Group communication is deployed in many evolving Internet-scale cooperative applications such as multiplayer online games and virtual worlds to efficiently support interaction on information relevant to a potentially very large number of users or objects. Especially peer-to-peer based group communication protocols have evolved as a promising approach to allow intercommunication between many distributed peers. Yet, the delivery semantics of robust and scalable protocols such as gossiping is not sufficient to support consistency semantics beyond eventual consistency because no relationship on the order of events is enforced. On the other hand, traditional consistency models provided by reliable group communication providing causal or even total order are restricted to support only small groups.
This article proposes the cluster consistency model which bridges the gap between traditional and current approaches in supporting both scalability and ordered event delivery. We introduce a dynamic and fault tolerant cluster management method that can coordinate concurrent access to resources in a peer-to-peer system and can be used to establish fault-tolerant configurable cluster consistency with predictable reliability, running on top of decentralised probabilistic protocols supporting scalable group communication.

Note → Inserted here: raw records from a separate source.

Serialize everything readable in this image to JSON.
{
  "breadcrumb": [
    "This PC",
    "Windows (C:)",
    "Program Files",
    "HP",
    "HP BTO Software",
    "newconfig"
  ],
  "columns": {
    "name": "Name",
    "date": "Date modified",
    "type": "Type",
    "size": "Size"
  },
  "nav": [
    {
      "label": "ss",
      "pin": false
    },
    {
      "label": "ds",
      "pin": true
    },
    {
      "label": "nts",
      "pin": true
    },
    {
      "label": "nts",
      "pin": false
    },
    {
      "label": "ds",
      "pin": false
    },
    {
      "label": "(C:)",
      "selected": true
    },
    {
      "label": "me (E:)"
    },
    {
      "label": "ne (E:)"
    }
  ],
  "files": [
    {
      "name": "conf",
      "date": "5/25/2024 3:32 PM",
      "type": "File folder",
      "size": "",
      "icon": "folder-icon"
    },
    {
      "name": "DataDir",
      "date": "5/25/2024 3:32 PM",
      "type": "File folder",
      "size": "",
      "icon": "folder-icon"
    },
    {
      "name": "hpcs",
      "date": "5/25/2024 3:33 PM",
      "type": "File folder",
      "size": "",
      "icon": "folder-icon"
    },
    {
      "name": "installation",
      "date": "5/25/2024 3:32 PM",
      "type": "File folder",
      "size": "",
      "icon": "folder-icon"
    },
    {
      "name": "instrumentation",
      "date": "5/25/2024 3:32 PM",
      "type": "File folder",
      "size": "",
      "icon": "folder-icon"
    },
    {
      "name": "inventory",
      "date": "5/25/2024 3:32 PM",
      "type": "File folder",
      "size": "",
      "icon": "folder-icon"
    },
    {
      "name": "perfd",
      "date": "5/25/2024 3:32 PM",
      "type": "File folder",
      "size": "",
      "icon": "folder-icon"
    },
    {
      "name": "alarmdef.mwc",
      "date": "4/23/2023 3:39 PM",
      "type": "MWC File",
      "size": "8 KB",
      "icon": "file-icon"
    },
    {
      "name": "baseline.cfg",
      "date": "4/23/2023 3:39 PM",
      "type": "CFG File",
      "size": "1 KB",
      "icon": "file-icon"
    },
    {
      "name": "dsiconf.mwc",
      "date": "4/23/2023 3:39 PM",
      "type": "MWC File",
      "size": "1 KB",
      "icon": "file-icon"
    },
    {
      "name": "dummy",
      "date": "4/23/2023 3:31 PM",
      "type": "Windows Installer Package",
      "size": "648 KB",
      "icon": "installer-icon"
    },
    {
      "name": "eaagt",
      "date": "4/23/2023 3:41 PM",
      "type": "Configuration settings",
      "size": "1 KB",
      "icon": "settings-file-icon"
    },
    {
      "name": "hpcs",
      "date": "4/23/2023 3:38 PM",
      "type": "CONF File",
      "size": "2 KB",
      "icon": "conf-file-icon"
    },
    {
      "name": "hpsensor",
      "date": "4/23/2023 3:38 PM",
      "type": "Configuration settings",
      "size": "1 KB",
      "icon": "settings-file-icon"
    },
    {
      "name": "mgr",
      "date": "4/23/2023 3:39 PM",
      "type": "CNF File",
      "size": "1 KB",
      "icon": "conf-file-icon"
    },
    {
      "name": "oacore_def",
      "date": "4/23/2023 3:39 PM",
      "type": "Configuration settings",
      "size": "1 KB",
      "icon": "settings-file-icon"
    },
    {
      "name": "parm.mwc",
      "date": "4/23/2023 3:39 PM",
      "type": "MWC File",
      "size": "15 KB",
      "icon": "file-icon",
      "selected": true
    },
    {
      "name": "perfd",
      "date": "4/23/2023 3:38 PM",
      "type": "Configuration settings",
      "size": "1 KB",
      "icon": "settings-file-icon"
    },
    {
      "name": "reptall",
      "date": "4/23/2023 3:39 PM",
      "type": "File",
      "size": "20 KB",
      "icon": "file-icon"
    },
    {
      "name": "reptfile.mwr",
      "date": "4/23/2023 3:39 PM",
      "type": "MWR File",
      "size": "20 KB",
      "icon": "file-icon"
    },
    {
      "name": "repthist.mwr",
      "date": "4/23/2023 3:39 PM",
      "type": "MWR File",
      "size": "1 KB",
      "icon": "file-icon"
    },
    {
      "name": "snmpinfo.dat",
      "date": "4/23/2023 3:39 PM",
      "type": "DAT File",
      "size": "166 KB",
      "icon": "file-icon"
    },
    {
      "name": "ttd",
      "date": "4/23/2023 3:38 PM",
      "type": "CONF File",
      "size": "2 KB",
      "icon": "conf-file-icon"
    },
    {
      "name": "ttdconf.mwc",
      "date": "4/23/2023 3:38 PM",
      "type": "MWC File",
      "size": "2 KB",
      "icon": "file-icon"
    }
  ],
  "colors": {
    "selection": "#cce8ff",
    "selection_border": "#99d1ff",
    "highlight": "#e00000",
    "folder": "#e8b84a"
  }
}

This is achieved by a general two-layered architecture that can be applied on top of the standard Internet communication layers and offers a modular, layered set of services to the applications that need them. Further, we present a fault-tolerant method implementing causal cluster consistency with predictable reliability, running on top of decentralised probabilistic protocols supporting group communication.
This paper provides analytical and experimental evaluation of the properties regarding the fault tolerance of the approach. Furthermore, our experimental study, conducted by implementing and evaluating the two-layered architecture on top of standard Internet transport services, shows that the approach scales well, imposes an even load on the system, and provides high-probability reliability guarantees. Copyright © 2011 John Wiley & Sons, Ltd.